Spyderco was one of the first to really introduce “little big knives” to the market, the idea being having a shorter blade whilst still having large-knife ergonomics. The Spyderco Balance is the perfect example of a little big knife, designed by a master knife designer, and produced by skilled artisans in Japan. Is it worth the money? Objectively, no, but with that said, if I lost mine I would buy another in a heartbeat. The Spyderco Balance is gorgeous, of the highest quality and attention to detail, and just plain charming, making it the perfect collection piece in my opinion.
I wouldn’t want to recommend this knife as a good everyday carry knife. It could handle being an EDC of course, but it’s just too different a knife for a lot of people to be comfortable using. That being said, the Spyderco Balance is irresistible in quite a different way, and while I usually don’t like buying knives that I won’t be using much as tools, I’d have to say this knife is one of the few exceptions. If you have the opportunity, I’d suggest finding a store that has one, playing with it, and if like me you find the ergonomics and quirky design irresistible, then take the dive and buy.

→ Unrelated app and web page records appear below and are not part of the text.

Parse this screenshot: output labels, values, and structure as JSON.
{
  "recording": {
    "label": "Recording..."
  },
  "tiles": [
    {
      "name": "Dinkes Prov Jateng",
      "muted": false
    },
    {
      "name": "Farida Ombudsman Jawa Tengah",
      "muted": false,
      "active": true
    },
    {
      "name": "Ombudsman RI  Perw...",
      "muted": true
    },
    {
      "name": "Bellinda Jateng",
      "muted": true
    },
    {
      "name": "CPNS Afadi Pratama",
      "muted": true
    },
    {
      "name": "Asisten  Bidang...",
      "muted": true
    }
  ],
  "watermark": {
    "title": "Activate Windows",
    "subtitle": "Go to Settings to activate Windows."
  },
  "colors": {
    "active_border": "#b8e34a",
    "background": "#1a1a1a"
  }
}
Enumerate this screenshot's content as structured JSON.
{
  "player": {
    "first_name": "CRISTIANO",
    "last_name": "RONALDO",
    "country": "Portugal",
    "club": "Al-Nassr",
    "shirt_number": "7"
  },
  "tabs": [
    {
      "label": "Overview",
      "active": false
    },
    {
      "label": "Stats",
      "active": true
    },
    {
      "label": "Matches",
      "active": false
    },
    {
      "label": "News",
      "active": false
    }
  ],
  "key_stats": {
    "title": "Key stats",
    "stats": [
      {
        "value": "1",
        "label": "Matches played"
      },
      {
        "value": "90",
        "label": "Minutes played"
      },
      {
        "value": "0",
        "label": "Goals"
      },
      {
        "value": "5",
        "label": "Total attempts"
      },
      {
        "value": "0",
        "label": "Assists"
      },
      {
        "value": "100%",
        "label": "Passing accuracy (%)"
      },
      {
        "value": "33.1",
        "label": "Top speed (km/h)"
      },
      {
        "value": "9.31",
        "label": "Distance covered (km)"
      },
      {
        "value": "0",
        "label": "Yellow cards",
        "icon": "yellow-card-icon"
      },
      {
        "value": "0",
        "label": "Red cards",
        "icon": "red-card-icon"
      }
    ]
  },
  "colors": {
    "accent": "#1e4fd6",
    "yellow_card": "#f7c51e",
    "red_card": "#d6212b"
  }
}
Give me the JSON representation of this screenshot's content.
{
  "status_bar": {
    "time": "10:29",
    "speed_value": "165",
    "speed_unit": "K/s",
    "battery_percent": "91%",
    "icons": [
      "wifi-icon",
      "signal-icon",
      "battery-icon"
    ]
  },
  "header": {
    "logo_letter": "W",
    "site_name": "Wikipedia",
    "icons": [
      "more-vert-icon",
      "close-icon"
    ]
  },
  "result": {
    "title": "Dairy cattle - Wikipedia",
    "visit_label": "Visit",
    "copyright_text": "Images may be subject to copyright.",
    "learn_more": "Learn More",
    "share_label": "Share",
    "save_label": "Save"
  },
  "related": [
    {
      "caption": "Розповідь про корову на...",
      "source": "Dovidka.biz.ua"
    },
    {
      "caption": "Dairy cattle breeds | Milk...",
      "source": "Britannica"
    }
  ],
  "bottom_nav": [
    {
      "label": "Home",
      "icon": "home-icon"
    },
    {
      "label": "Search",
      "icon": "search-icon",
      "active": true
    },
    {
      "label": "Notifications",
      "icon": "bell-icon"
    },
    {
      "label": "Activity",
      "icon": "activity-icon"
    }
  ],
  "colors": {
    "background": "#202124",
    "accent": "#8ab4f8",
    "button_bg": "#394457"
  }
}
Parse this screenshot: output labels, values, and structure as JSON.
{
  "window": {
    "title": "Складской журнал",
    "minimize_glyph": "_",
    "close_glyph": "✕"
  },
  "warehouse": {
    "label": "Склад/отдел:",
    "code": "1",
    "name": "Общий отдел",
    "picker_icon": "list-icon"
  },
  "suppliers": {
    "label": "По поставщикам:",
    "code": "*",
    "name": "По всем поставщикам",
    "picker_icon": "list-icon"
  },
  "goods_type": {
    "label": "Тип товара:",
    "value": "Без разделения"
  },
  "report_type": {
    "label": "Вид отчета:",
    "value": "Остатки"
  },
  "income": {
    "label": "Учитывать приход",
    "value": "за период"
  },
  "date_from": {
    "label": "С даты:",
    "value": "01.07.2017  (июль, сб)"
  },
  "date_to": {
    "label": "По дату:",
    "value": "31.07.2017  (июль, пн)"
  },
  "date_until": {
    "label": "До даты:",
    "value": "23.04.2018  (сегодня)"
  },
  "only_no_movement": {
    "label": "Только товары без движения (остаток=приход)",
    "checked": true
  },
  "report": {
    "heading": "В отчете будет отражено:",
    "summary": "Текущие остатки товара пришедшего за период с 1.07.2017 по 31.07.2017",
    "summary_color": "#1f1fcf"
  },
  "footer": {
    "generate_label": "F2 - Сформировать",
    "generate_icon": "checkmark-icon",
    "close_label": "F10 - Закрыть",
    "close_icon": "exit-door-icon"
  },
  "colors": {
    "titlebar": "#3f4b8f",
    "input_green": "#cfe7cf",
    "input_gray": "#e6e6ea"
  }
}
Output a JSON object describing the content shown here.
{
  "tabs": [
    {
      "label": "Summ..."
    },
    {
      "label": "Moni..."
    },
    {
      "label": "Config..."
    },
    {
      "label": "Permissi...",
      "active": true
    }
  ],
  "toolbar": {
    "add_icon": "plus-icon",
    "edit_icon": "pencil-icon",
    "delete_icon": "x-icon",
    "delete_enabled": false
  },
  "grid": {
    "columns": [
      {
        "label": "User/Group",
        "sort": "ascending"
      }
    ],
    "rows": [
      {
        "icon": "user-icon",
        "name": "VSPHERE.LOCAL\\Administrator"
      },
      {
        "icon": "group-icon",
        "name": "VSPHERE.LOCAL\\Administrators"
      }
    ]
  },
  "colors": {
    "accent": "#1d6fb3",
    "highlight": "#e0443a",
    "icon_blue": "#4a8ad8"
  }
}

Unfortunately, the carbon fiber handle version of the Spyderco Balance, the one I have, has already been discontinued, though you may still be able to snag one on the secondary market if you look hard enough. I’ve linked instead to the product page of the stainless steel version of the Spyderco Balance, which is identical to my own except for the differing handle material. This knife also seems to be in limited stock, however, as it shows up as “Out of Stock” (Edit 04/05/15: now “Discontinued”) on the Spyderco product page, so if you’re even the least bit interested in it, you might want to move fast.